Blacker, Carmen. The Catalpa Bow. London, 1975. A well-documented and groundbreaking study of shamanistic traditions in Japan, both from a historical and contemporary perspective.
Chang Chu-keun. "Mu-sok: The Shaman Culture of Korea." In Folk Culture in Korea, edited by Chun Shin-yong, pp. 59–88. Seoul, 1982. A more popular account of Korean shamanism.
Groot, J. J. M. de. The Religious System of China (1892–1910). 6 vols. Reprint, Taipei, 1967. A comprehensive description of religion in China, valuable for its copious translations of primary sources.
Haguenauer, Charles M. "Sorciers et sorcières de Corée." Bulletin de la Maison Franco-Japonaise (Tokyo) 2 (1929): 47–65. A scholarly examination of shamanism and magic in Korea.
Ngo Van Xuyet. Divination, magie et politique dans la Chine ancienne. Paris, 1976. An excellent study of magic and occultism in the formative Qin-Han period, including a translation of the chapter of biographies of occult specialists in the Hou Han shu (Documents of the Later Han).
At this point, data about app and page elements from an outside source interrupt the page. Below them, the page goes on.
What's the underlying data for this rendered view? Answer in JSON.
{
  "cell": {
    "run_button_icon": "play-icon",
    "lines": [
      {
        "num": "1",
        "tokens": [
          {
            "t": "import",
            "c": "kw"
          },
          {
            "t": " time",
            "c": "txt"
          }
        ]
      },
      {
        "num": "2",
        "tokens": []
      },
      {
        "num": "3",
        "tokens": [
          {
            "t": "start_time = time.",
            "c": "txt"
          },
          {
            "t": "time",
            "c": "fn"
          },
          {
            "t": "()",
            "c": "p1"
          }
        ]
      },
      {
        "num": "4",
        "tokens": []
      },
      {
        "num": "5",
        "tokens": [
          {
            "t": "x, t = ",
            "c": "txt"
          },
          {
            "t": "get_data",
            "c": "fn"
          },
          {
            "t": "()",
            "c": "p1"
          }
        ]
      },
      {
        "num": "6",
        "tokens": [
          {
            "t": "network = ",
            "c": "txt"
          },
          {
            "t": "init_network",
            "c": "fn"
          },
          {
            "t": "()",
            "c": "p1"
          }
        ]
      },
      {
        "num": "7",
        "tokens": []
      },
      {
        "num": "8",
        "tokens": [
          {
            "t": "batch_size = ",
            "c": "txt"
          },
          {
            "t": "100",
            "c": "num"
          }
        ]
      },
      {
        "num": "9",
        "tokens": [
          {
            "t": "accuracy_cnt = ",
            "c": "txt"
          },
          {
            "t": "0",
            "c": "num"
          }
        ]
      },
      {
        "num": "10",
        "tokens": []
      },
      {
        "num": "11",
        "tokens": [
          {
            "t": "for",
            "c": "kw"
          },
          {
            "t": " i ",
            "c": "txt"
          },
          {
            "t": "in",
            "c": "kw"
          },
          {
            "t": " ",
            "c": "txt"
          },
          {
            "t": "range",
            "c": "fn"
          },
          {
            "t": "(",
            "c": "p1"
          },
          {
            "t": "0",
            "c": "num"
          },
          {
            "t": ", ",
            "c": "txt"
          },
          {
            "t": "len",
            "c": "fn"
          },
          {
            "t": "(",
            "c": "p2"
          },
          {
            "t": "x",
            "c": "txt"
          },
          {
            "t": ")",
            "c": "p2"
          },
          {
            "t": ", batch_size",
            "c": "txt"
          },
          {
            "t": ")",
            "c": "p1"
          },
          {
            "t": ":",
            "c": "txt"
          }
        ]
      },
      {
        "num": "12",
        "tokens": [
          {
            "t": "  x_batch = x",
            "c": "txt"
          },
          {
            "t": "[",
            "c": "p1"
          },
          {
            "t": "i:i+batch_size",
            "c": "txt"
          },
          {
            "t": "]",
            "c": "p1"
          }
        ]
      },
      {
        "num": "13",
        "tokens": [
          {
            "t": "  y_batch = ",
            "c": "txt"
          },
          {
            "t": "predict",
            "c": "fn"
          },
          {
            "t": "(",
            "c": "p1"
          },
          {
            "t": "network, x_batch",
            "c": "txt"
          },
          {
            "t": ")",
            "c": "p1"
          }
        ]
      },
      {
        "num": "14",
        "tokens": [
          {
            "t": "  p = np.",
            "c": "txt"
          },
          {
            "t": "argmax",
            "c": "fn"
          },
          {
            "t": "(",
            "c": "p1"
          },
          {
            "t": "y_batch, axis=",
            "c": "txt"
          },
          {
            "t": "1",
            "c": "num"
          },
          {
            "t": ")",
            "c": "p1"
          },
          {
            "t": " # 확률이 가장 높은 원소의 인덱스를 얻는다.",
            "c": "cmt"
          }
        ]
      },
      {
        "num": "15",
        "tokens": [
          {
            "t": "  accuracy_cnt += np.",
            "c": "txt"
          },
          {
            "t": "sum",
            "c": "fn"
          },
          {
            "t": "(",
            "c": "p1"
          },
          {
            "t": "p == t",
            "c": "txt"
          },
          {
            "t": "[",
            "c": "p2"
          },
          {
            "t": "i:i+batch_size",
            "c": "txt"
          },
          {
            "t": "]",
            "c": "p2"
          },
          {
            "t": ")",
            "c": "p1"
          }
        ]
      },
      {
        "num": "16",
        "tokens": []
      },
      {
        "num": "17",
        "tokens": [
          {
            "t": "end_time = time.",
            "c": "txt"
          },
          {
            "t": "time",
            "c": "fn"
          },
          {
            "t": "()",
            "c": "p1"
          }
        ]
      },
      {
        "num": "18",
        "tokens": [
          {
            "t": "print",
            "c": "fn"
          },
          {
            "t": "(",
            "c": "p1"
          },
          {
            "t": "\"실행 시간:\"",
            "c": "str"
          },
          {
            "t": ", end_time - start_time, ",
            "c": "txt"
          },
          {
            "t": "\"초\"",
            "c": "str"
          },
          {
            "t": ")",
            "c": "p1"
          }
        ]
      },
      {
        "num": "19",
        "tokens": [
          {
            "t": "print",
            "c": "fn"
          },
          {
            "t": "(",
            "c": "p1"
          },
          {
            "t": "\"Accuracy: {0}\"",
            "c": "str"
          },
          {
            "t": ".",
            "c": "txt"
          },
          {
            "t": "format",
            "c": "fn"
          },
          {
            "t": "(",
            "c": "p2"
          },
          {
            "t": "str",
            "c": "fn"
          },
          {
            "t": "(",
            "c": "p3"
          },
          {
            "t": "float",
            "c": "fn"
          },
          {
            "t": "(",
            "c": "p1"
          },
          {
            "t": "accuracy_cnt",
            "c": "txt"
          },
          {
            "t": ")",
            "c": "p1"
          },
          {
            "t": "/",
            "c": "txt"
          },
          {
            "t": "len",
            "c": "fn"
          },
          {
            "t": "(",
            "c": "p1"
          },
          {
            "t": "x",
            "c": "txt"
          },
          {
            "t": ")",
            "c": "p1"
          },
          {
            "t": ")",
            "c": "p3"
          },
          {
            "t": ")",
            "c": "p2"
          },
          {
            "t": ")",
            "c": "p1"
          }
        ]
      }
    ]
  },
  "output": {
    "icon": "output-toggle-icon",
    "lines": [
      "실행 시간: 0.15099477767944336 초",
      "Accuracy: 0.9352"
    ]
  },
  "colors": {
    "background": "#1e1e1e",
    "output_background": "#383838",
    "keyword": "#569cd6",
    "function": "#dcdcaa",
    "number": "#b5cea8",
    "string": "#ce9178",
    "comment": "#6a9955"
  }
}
Sieffert, René. "Le monde du sorcier au Japon." In Le monde du sorcier, "Sources orientales," vol. 7, pp. 355–389. Paris, 1966. An excellent survey of the practice of magic in Japan, with a detailed discussion of magic in Buddhism and Shintō.
Donald Harper (1987)
"Magic: Magic in East Asia." Encyclopedia of Religion. . Encyclopedia.com. (August 18, 2018). http://www.encyclopedia.com/environment/encyclopedias-almanacs-transcripts-and-maps/magic-magic-east-asia
"Magic: Magic in East Asia." Encyclopedia of Religion. . Retrieved August 18, 2018 from Encyclopedia.com: http://www.encyclopedia.com/environment/encyclopedias-almanacs-transcripts-and-maps/magic-magic-east-asia